The International Grains Council (IGC) forecast Egypt’s 2017-18 total grains crop at 15.3 million tonnes, which compares with 15.5 million the year before. Wheat production is forecast unchanged at 8.6 million tonnes. The 2017-18 maize crop is forecast at 5.8 million tonnes, down from 6 million the year before. Sorghum production is forecast at an unchanged 800,000 tonnes.

The IGC forecasts Egypt’s 2017-18 grains imports at 21.9 million tonnes, up from 20.5 million the year before. The figure includes 12.1 million tonnes of wheat, up from 11.6 million in 2016-17. This year’s maize imports are forecast at 9.7 million tonnes, up from 8.8 million the year before.

“On July 5, 2017, the agriculture minister announced a near-doubling of the 2017-18 maize procurement price, to EGP3,400/t (US$190),” the IGC said.

Egypt is set to produce 4 million tonnes of rice in 2017-18, according to the IGC. The figure for the previous year’s rice crop was 4.8 million. The IGC also reported that the government said on July 6 that its ban on rice exports would continue at least until the new crop harvest.

Economic woes

The country faces problems with high unemployment, and an unstable currency, with its main foreign exchange earning industry, tourism, having suffered a sharp fall in revenues. That has created a need to reform Egypt’s subsidized bread program.

“They are finding it difficult to cope with importing wheat,” Dorit Cohen of the U.K.’s British Cereals Exports promotion body, part of the Agricultural and Horticultural Development Board, told World Grain.
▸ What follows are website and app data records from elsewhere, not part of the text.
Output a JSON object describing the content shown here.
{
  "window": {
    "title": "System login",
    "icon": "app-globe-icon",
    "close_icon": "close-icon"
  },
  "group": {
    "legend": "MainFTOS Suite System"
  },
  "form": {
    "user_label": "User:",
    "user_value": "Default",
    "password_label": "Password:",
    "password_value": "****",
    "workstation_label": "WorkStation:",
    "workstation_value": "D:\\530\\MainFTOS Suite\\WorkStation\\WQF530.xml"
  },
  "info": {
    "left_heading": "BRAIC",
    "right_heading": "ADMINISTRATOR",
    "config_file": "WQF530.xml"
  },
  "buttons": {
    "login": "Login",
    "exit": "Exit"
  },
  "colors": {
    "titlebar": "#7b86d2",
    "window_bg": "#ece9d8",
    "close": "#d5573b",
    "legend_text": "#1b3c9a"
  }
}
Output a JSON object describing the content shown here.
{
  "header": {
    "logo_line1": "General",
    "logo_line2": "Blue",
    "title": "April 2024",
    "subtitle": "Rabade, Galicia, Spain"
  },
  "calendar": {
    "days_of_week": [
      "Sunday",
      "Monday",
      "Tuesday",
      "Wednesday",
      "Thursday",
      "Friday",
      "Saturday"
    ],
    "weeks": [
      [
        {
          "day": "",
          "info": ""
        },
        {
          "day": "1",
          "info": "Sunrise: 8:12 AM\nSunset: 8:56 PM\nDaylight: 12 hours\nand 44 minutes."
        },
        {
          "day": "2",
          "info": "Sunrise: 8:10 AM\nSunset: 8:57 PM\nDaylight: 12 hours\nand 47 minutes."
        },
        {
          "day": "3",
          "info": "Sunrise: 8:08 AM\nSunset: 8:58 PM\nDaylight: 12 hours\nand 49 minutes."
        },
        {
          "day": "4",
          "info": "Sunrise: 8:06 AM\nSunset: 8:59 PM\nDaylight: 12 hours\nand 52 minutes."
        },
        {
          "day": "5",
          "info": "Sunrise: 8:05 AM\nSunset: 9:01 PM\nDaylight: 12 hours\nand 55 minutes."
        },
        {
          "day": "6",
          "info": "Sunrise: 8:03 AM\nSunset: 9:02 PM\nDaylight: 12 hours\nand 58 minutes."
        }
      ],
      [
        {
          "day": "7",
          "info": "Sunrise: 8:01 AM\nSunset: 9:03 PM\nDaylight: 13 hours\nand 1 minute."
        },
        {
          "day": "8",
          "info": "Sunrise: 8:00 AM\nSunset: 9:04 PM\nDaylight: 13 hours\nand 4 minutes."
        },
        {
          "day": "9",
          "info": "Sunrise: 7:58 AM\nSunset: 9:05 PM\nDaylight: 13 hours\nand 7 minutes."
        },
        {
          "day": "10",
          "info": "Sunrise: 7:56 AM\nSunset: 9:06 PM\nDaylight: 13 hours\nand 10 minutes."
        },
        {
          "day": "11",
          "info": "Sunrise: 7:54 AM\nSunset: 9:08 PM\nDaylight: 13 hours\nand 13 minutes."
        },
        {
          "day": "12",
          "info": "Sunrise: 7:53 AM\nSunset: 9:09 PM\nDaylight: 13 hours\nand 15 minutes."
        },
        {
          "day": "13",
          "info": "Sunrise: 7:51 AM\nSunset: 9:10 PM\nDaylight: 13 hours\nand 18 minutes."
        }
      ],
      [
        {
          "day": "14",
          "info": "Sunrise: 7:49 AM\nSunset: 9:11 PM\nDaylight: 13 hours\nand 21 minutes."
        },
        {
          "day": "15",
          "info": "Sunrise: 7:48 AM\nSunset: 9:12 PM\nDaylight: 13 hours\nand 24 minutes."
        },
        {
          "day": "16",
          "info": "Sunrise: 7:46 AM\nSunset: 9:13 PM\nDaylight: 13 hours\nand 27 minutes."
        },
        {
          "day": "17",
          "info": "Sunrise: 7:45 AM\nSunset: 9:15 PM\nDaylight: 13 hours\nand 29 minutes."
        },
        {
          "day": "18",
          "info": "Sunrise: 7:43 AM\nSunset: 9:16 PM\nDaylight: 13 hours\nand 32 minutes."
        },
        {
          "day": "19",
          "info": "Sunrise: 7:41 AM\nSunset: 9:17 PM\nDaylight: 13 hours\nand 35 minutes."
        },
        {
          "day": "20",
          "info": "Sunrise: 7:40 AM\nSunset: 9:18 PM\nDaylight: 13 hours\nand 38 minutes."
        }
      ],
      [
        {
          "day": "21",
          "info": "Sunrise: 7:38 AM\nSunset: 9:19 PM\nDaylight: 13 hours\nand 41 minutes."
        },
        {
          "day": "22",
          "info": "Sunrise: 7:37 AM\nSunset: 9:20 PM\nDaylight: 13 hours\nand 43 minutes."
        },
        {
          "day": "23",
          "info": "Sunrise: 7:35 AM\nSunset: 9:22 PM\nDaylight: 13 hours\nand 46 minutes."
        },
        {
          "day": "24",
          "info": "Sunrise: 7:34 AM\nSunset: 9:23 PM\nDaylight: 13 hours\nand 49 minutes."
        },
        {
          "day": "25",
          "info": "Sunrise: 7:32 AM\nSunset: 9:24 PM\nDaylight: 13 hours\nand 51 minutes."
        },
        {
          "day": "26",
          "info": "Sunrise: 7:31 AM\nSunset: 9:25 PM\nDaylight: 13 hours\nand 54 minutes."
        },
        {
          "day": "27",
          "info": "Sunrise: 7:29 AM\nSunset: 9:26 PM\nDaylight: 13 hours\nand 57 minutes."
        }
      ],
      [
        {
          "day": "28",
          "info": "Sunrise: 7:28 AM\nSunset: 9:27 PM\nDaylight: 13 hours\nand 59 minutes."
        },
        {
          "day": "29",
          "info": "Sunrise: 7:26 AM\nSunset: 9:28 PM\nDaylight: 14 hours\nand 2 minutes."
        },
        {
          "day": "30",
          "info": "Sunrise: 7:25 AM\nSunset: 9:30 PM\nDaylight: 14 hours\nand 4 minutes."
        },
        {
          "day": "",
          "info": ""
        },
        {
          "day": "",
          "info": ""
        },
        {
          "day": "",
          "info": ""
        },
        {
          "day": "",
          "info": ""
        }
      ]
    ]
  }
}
Currently, she explained, about 60% of imports are controlled by the state body GASC General Authority for Supply Commodities, with 40% private.
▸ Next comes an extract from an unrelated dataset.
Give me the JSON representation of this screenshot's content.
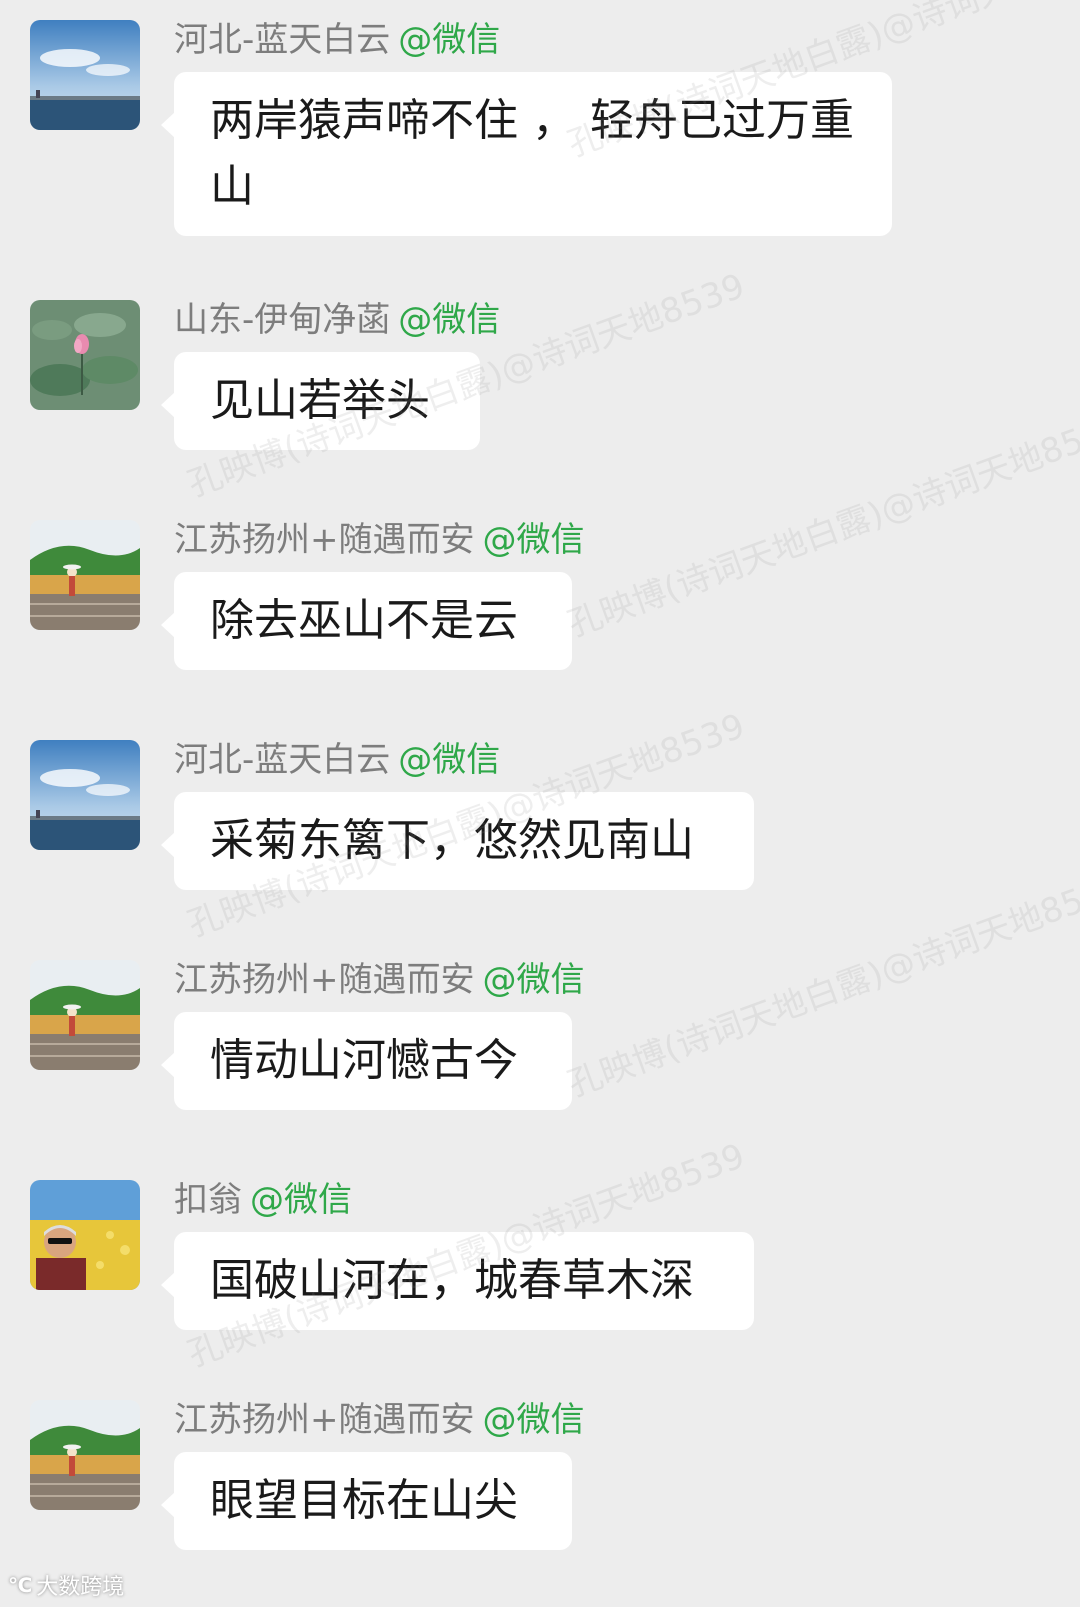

“This will change in the future,” said Cohen, who visits Egypt regularly to discuss needs with local millers. “What the millers explained to us is that they are spending so much money on subsidizing the bread wheat to feed the low-income population.”

One problem is that subsidized bread is inexpensive and a family with the right to buy 10 subsidized loaves might buy them and sell them if they are not needed or even use them as animal feed.

“They need to reform the subsidy policy to reduce the wastage,” she said. “They are literally spending so much money.”

However, the price of bread is a sensitive subject.

“What they are going to do is phase out the subsidy system, but slowly and gradually,” she said. “What they have done with oil and gas and other commodities, they have cut out the subsidy system outright. With bread they can’t do that.”

Imports eventually will be handed over to multinational grain groups.

“Already multinationals such as Toepfer and Cargill are in place in Egypt waiting for that to happen,” she said. “There is no timeframe for this at the moment. What they will also do is hand over more import control to the private millers.”

A fast-growing population will make Egypt more dependent on grain from outside.

“They will need to import more,” she said. “They are increasing their own domestic production but it is very slow. The majority of the country is desert and they rely on production to happen around the Nile River. There are irrigation issues, weather issues.”

Russia is the dominant supplier.

“The Russians basically are very strong in the Egyptian market and we will not be able to compete,” Cohen said.

Instead, British exporters are aiming for niche markets.

“Where there is an opportunity for the U.K. is in the biscuit market,” she said.